Published online by Cambridge University Press: 05 June 2012
Between 1980 and 2005 the absolute number of citizens of Latino origin in the United States nearly tripled from about 11 million to nearly 30 million. About 81% of this increase was because of births in the United States, and 19% was because of naturalization among the foreign-born.
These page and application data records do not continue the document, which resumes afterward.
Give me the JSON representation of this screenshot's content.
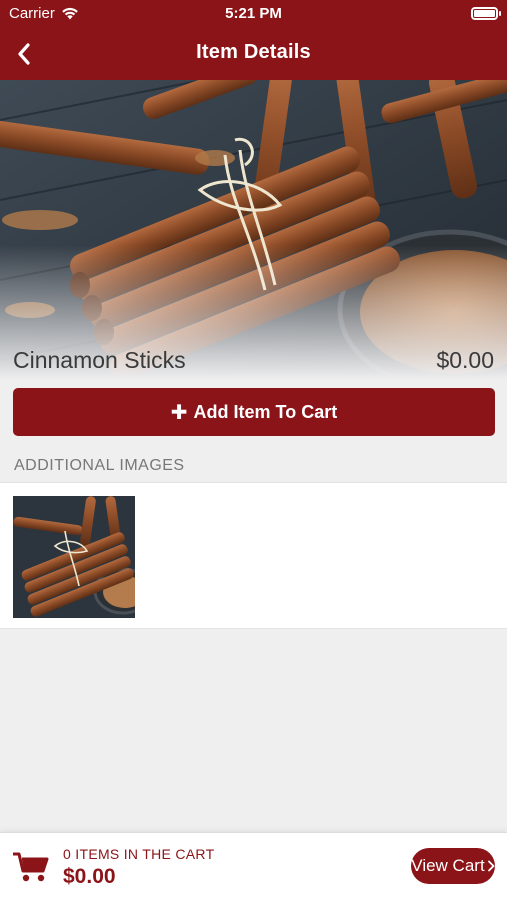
{
  "status_bar": {
    "carrier": "Carrier",
    "time": "5:21 PM"
  },
  "nav": {
    "title": "Item Details",
    "back_icon": "chevron-left-icon"
  },
  "item": {
    "name": "Cinnamon Sticks",
    "price": "$0.00"
  },
  "actions": {
    "add_to_cart_label": "Add Item To Cart",
    "add_icon": "plus-icon"
  },
  "additional_images": {
    "heading": "ADDITIONAL IMAGES",
    "count_thumbnails": 1
  },
  "cart": {
    "items_label": "0 ITEMS IN THE CART",
    "total": "$0.00",
    "view_cart_label": "View Cart",
    "cart_icon": "cart-icon"
  },
  "colors": {
    "brand": "#8b1418",
    "background": "#efeff0",
    "text": "#3a3a3a",
    "muted": "#777777"
  }
}
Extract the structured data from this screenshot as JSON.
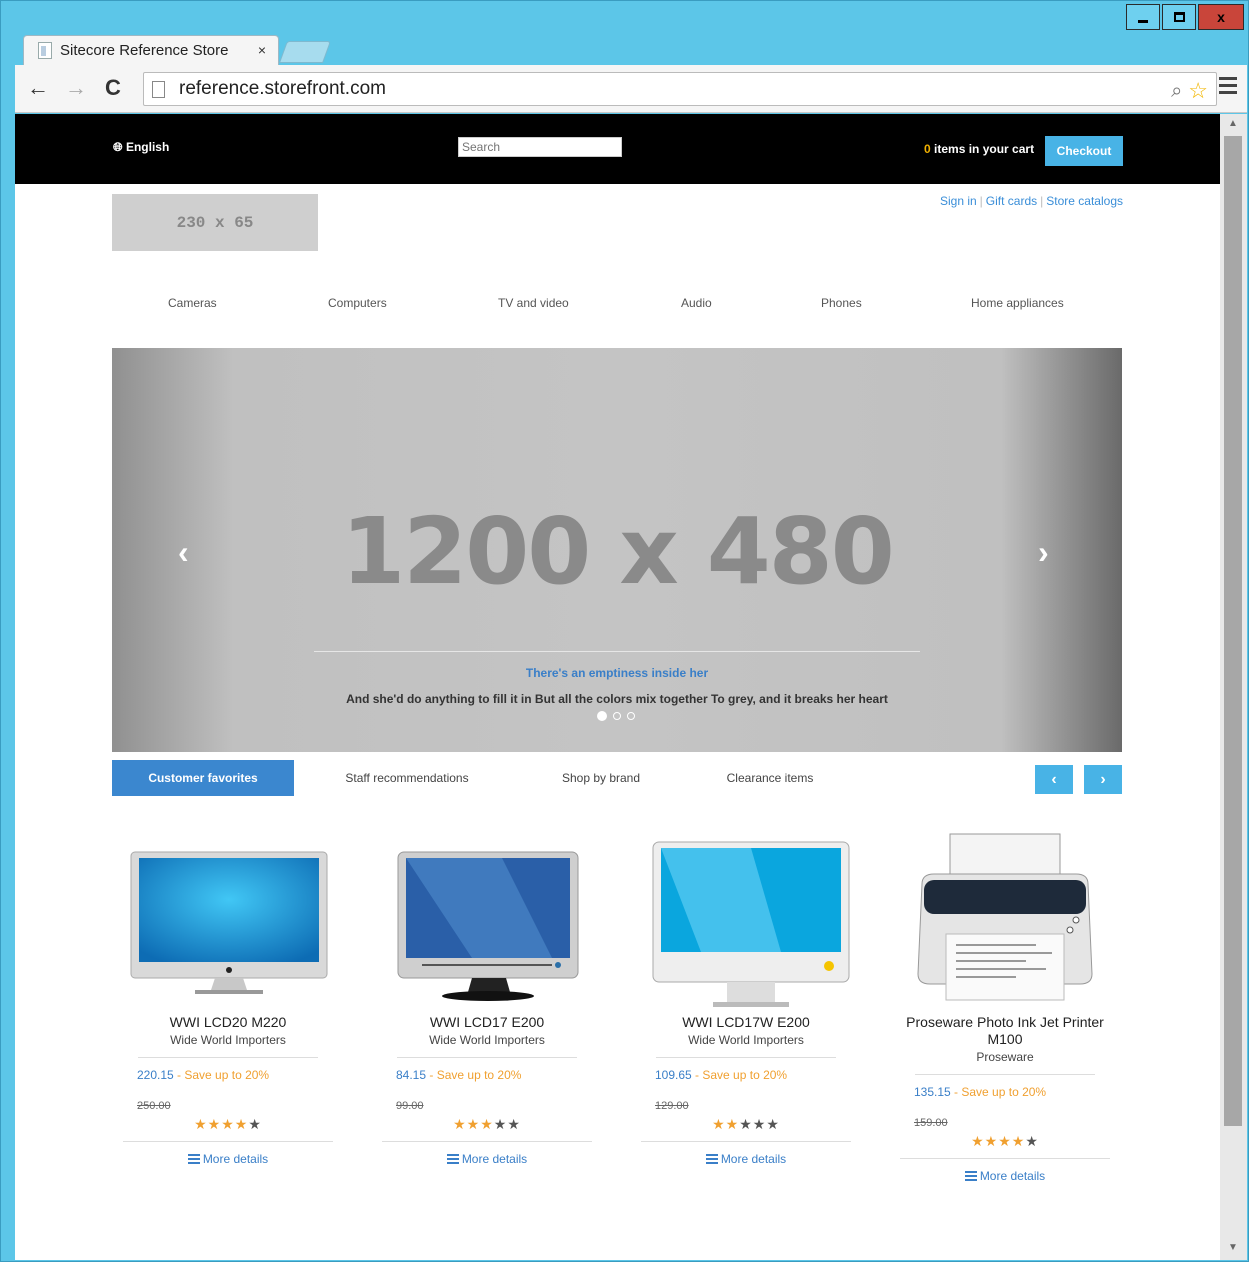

Yet, despite this increase in the actual number of citizens, the surge in migration to the United States from Latin America and the Caribbean after 1980 resulted in a declining percentage of all Latinos who were citizens from 80% in 1980 to 71% in 2005. This immigration resulted in a more than fourfold increase in the absolute number of Latinos who were not citizens of the United States from nearly 3 million in 1980 to over 12 million in 2005. If we consider the total citizen population of the United States, in 1980, about 5% were Latinos; by 2005 this percentage had increased to 11%.
The anti-immigrant sentiment, which has swept through the United States from the mid-1990s, exemplified by the passing of Proposition 187 in California in November 1994, led to a fairly significant increase in the yearly rate of naturalization among Latinos during the 1990s. There were over 1.2 million foreign-born naturalized Latino citizens in 1980 and over 4.7 million in 2005. Latino foreign-born residents who achieved citizenship through naturalization increased at about 5% annually during the 1980s, and this rate surged to 7% yearly between 1990 and 2000. However, between 2000 and 2005 the annual rate of naturalization increase among foreign-born Latinos fell to about 4% each year.